Assignment
Search the data below for the word "color" and copy each line that holds it.

- - -

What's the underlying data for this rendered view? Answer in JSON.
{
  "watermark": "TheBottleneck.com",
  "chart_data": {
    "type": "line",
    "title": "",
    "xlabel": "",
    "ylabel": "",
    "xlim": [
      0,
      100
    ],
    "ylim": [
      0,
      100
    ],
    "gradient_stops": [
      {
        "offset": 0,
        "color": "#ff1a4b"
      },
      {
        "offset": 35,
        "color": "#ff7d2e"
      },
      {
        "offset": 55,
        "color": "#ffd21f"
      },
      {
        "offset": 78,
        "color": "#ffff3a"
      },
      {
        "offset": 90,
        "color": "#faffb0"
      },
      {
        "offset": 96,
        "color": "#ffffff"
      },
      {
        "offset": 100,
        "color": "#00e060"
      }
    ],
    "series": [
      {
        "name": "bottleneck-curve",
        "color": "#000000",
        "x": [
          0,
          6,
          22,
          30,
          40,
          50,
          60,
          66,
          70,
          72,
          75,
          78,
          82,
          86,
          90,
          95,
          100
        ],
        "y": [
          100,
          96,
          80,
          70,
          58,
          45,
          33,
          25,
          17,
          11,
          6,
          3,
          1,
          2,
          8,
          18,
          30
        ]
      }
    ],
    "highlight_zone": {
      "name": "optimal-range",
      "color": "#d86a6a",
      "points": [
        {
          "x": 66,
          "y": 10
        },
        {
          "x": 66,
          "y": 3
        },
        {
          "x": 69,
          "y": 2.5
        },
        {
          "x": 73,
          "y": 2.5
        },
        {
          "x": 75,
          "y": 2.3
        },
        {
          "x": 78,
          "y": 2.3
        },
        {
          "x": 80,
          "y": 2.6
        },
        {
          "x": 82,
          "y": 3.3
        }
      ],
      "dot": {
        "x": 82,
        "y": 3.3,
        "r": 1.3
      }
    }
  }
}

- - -

Response below
        "color": "#ff1a4b"
        "color": "#ff7d2e"
        "color": "#ffd21f"
        "color": "#ffff3a"
        "color": "#faffb0"
        "color": "#ffffff"
        "color": "#00e060"
        "color": "#000000",
      "color": "#d86a6a",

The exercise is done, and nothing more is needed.